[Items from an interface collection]
# # # #
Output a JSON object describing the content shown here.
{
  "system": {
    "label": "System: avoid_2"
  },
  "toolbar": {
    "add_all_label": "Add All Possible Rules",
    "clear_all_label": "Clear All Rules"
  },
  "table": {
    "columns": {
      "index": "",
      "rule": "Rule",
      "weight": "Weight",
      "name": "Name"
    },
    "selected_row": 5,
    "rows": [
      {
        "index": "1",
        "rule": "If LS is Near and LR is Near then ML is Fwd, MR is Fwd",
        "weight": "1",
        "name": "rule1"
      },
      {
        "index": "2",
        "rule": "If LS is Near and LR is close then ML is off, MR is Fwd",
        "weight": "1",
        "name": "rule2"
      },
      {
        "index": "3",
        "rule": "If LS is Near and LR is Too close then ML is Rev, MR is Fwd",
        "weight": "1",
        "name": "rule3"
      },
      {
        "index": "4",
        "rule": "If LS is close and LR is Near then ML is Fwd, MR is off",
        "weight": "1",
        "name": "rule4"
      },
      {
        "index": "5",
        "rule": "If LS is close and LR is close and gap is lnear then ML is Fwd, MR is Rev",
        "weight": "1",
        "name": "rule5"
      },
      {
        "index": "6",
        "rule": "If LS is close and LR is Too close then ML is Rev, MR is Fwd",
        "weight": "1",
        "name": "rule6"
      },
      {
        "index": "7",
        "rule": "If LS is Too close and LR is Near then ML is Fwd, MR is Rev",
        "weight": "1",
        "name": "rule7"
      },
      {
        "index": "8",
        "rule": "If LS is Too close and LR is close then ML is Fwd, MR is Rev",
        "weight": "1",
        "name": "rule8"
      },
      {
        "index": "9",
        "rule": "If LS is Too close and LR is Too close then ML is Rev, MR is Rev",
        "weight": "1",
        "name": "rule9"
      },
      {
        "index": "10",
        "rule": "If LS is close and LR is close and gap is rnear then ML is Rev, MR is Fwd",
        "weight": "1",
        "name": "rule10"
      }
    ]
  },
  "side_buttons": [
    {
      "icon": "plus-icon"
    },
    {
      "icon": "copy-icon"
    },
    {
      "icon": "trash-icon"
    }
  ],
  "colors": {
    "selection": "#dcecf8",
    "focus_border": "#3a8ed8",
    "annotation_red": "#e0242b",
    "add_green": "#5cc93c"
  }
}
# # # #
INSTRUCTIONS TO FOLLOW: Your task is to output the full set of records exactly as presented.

SOLUTION TO THIS PROBLEM:
Output a JSON object describing the content shown here.
{
  "system": {
    "label": "System: avoid_2"
  },
  "toolbar": {
    "add_all_label": "Add All Possible Rules",
    "clear_all_label": "Clear All Rules"
  },
  "table": {
    "columns": {
      "index": "",
      "rule": "Rule",
      "weight": "Weight",
      "name": "Name"
    },
    "selected_row": 5,
    "rows": [
      {
        "index": "1",
        "rule": "If LS is Near and LR is Near then ML is Fwd, MR is Fwd",
        "weight": "1",
        "name": "rule1"
      },
      {
        "index": "2",
        "rule": "If LS is Near and LR is close then ML is off, MR is Fwd",
        "weight": "1",
        "name": "rule2"
      },
      {
        "index": "3",
        "rule": "If LS is Near and LR is Too close then ML is Rev, MR is Fwd",
        "weight": "1",
        "name": "rule3"
      },
      {
        "index": "4",
        "rule": "If LS is close and LR is Near then ML is Fwd, MR is off",
        "weight": "1",
        "name": "rule4"
      },
      {
        "index": "5",
        "rule": "If LS is close and LR is close and gap is lnear then ML is Fwd, MR is Rev",
        "weight": "1",
        "name": "rule5"
      },
      {
        "index": "6",
        "rule": "If LS is close and LR is Too close then ML is Rev, MR is Fwd",
        "weight": "1",
        "name": "rule6"
      },
      {
        "index": "7",
        "rule": "If LS is Too close and LR is Near then ML is Fwd, MR is Rev",
        "weight": "1",
        "name": "rule7"
      },
      {
        "index": "8",
        "rule": "If LS is Too close and LR is close then ML is Fwd, MR is Rev",
        "weight": "1",
        "name": "rule8"
      },
      {
        "index": "9",
        "rule": "If LS is Too close and LR is Too close then ML is Rev, MR is Rev",
        "weight": "1",
        "name": "rule9"
      },
      {
        "index": "10",
        "rule": "If LS is close and LR is close and gap is rnear then ML is Rev, MR is Fwd",
        "weight": "1",
        "name": "rule10"
      }
    ]
  },
  "side_buttons": [
    {
      "icon": "plus-icon"
    },
    {
      "icon": "copy-icon"
    },
    {
      "icon": "trash-icon"
    }
  ],
  "colors": {
    "selection": "#dcecf8",
    "focus_border": "#3a8ed8",
    "annotation_red": "#e0242b",
    "add_green": "#5cc93c"
  }
}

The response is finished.